# [Brief]
A single number is the whole answer: the count of lines in the records where "Ready" occurs.

# [Page and application data records]
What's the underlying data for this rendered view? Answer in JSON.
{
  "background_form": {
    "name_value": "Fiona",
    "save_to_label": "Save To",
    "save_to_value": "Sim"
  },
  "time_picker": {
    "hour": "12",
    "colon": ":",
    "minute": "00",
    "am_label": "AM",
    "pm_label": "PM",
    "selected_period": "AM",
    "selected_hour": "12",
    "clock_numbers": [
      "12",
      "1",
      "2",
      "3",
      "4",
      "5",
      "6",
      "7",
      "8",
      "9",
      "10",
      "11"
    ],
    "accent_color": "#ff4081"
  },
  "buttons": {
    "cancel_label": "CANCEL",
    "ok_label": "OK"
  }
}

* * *

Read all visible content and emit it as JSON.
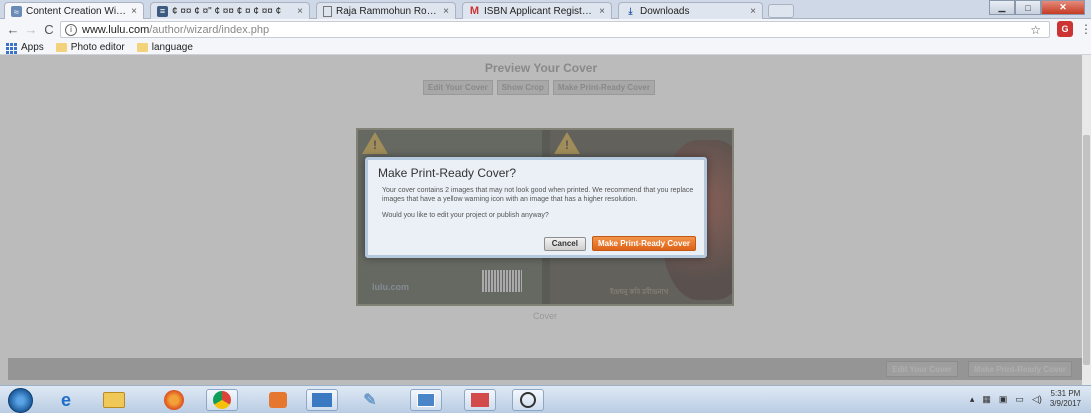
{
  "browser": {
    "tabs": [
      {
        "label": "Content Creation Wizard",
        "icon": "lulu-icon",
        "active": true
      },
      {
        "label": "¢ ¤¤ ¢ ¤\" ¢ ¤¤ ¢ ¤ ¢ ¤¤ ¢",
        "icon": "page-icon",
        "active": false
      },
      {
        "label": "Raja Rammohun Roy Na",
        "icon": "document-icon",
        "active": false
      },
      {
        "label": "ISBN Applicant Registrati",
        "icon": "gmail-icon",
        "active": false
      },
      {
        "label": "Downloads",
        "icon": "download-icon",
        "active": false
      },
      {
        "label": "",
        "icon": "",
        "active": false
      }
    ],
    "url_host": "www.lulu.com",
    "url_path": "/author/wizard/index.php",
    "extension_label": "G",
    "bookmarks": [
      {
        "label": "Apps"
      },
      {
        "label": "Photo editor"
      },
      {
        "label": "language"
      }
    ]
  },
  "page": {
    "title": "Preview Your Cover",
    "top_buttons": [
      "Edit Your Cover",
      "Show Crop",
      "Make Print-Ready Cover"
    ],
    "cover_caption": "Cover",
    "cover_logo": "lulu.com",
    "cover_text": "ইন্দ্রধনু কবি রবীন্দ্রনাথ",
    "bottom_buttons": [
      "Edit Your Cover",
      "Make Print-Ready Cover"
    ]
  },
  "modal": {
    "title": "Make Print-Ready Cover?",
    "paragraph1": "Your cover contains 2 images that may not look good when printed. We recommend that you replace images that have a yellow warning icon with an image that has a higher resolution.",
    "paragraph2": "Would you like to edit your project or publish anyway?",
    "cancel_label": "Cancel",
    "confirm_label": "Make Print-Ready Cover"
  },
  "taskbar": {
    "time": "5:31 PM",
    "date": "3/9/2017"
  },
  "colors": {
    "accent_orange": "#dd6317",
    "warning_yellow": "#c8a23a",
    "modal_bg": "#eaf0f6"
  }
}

# [Task solution]
4